Epic Games recently released the 5.3 update to Unreal Engine with some impressive new features. Here are some of the highlights.
Let’s start with Geometry
Introduced with UE 5.0, Nanite brought high-detail geometry to the world of realtime 3D graphics. Epic has added explicit tangent support, which is at the cost of around 10% memory and disk space overhead for assets. This is intended primarily to help improve the detail and quality of low-poly geometry.
Nanite was one of the banner features of UE 5 when it launched, and since then, Epic added geometry streaming to enable very detailed geometry in Nanite-enabled actors. Now that support has come to landscape meshes. The editor is now able to import and partition huge landscape meshes, and the new LOD (Level of Detail) Groups feature enables LOD transitions across multiple landscapes within the group. Related is Hierarchical Generation, which enables world creators to control the detail level of procedurally generated content based on the grid size. That way, a procedural shader that creates a displacement map can be processed at a level of detail that matches its level of detail.
For example, build a rock shader that only renders displacements boulders on a faraway mountain, and as the camera gets close enough to the mountain to see smaller rocks, it will start generating those.
Rendering in UE 5.3
There are a lot of improvements in Lumen. Reflections can now support more than one bounce, making reflections truly realistic. When an actor in the game world moves something that is visible in a reflection, the reflection can show it moving just as in the real world. Lumen Reflections can be enabled even in applications using pre-computed light maps instead of Lumen Global Illumination.

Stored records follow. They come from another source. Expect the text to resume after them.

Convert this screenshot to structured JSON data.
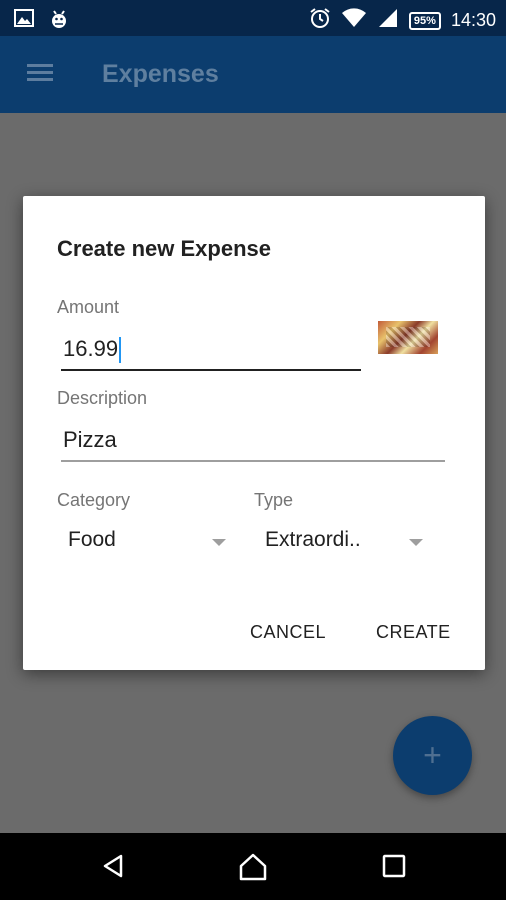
{
  "status_bar": {
    "time": "14:30",
    "battery": "95%",
    "icons": [
      "image-icon",
      "android-debug-icon",
      "alarm-icon",
      "wifi-icon",
      "signal-icon",
      "battery-icon"
    ]
  },
  "app_bar": {
    "title": "Expenses",
    "menu_icon": "hamburger-menu-icon"
  },
  "dialog": {
    "title": "Create new Expense",
    "amount": {
      "label": "Amount",
      "value": "16.99"
    },
    "description": {
      "label": "Description",
      "value": "Pizza"
    },
    "category": {
      "label": "Category",
      "selected": "Food"
    },
    "type": {
      "label": "Type",
      "selected": "Extraordi.."
    },
    "cancel_label": "CANCEL",
    "create_label": "CREATE"
  },
  "fab": {
    "label": "+",
    "icon": "plus-icon"
  },
  "nav_bar": {
    "icons": [
      "back-icon",
      "home-icon",
      "recents-icon"
    ]
  },
  "colors": {
    "status_bar": "#07264a",
    "app_bar": "#0c3d6e",
    "accent_cursor": "#2196f3"
  }
}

Until UE 5.2, volumetric effects like fires and explosions were basically cards rather than three-dimensional volumes. Now, in Engine 5.3, there is experimental support for Sparse Volume Textures (SVT). Visual effects applications like Houdini added SVT in order to improve performance and reduce the overhead for computation and render heavy particle effects like explosion and fires, and now Epic has brought those to realtime applications.
Unreal's Path Tracer can now render imported VDB since Epic added the also currently experimental heterogeneous volume support. The Path Tracer also supports Substrate materials and can calculate its own depth pass, so it no longer depends on the rasterizer to calculate that. As a result, depth-based effects like bokeh will be more accurate and pleasing. Epic has also improved Unreal's subsurface scattering to reduce noise in renders without requiring more ray samples.
The aforementioned Substrate from 5.2 is still experimental but is continuing to grow and mature. In 5.3 it has a few new features like glints, fuzz, and specular profiles along with a bevy of bug fixes and performance improvements.
Virtual Shadow Maps (VSM) are now considered production-ready. Along with VSM is a new sampling algorithm called Shadow Map Ray Tracing (SMRT) to render more natural-looking soft shadows that can transition into hard-edged contact shadows. VSM are cached, but changes in lighting or geometry, such as deformation, will invalidate cached VSM pages, which will then be recalculated.
Though that adds overhead, that also leads to dynamic shadows, which is a huge improvement in realism from pre-computed shadow maps. As an optimization for large environments with predominantly static geometry and lighting, UE has a static VSM cache that is separate from the dynamic cache.
Hair is also enhanced. UE 5.3 has groom streaming support and experimental hair strands support. Though not yet there, this is a step toward dynamic hair grooming.
Though only a point release, the Unreal Engine 5.3 update has some big changes and updates. There are a lot of features that provide information to developers to help them optimize and troubleshoot scenes, support for a wider range of hardware, and a gaggle of bug fixes and optimizations.
As production rendering is getting faster and real-time rendering is getting more realistic, they are now at a point where they are almost within spitting distance of each other.
Here are some links for those that want to delve deeper.